Assigned task: Write all of the entries again. Keep them exactly as they are.

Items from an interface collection
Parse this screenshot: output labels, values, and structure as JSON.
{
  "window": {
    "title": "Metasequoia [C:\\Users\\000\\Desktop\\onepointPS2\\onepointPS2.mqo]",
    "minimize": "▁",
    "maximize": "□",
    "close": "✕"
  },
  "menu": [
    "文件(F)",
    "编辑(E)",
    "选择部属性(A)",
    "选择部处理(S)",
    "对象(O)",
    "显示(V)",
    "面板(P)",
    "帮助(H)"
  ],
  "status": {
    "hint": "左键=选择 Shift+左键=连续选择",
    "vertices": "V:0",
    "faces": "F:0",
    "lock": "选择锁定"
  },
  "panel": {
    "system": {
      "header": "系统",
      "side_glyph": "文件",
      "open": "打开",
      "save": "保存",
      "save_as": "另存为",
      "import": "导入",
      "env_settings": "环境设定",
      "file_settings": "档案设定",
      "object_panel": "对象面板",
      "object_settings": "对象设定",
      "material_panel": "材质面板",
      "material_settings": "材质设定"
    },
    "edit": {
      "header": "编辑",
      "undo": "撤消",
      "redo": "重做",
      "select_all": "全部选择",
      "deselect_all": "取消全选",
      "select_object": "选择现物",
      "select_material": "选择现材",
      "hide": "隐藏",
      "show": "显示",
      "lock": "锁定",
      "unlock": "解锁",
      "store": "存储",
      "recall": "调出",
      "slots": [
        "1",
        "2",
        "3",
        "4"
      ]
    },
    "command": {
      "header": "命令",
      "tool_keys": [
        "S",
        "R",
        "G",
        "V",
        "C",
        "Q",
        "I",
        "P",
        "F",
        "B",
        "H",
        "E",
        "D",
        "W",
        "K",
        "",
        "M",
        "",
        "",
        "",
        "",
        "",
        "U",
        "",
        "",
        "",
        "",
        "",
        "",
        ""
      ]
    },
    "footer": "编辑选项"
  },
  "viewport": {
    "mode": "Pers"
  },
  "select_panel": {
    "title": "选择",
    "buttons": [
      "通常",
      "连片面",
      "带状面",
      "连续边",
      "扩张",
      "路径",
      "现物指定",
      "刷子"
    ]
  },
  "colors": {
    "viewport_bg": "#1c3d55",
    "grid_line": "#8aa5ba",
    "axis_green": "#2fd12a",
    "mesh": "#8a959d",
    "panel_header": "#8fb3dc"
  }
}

Exercise result:
Parse this screenshot: output labels, values, and structure as JSON.
{
  "window": {
    "title": "Metasequoia [C:\\Users\\000\\Desktop\\onepointPS2\\onepointPS2.mqo]",
    "minimize": "▁",
    "maximize": "□",
    "close": "✕"
  },
  "menu": [
    "文件(F)",
    "编辑(E)",
    "选择部属性(A)",
    "选择部处理(S)",
    "对象(O)",
    "显示(V)",
    "面板(P)",
    "帮助(H)"
  ],
  "status": {
    "hint": "左键=选择 Shift+左键=连续选择",
    "vertices": "V:0",
    "faces": "F:0",
    "lock": "选择锁定"
  },
  "panel": {
    "system": {
      "header": "系统",
      "side_glyph": "文件",
      "open": "打开",
      "save": "保存",
      "save_as": "另存为",
      "import": "导入",
      "env_settings": "环境设定",
      "file_settings": "档案设定",
      "object_panel": "对象面板",
      "object_settings": "对象设定",
      "material_panel": "材质面板",
      "material_settings": "材质设定"
    },
    "edit": {
      "header": "编辑",
      "undo": "撤消",
      "redo": "重做",
      "select_all": "全部选择",
      "deselect_all": "取消全选",
      "select_object": "选择现物",
      "select_material": "选择现材",
      "hide": "隐藏",
      "show": "显示",
      "lock": "锁定",
      "unlock": "解锁",
      "store": "存储",
      "recall": "调出",
      "slots": [
        "1",
        "2",
        "3",
        "4"
      ]
    },
    "command": {
      "header": "命令",
      "tool_keys": [
        "S",
        "R",
        "G",
        "V",
        "C",
        "Q",
        "I",
        "P",
        "F",
        "B",
        "H",
        "E",
        "D",
        "W",
        "K",
        "",
        "M",
        "",
        "",
        "",
        "",
        "",
        "U",
        "",
        "",
        "",
        "",
        "",
        "",
        ""
      ]
    },
    "footer": "编辑选项"
  },
  "viewport": {
    "mode": "Pers"
  },
  "select_panel": {
    "title": "选择",
    "buttons": [
      "通常",
      "连片面",
      "带状面",
      "连续边",
      "扩张",
      "路径",
      "现物指定",
      "刷子"
    ]
  },
  "colors": {
    "viewport_bg": "#1c3d55",
    "grid_line": "#8aa5ba",
    "axis_green": "#2fd12a",
    "mesh": "#8a959d",
    "panel_header": "#8fb3dc"
  }
}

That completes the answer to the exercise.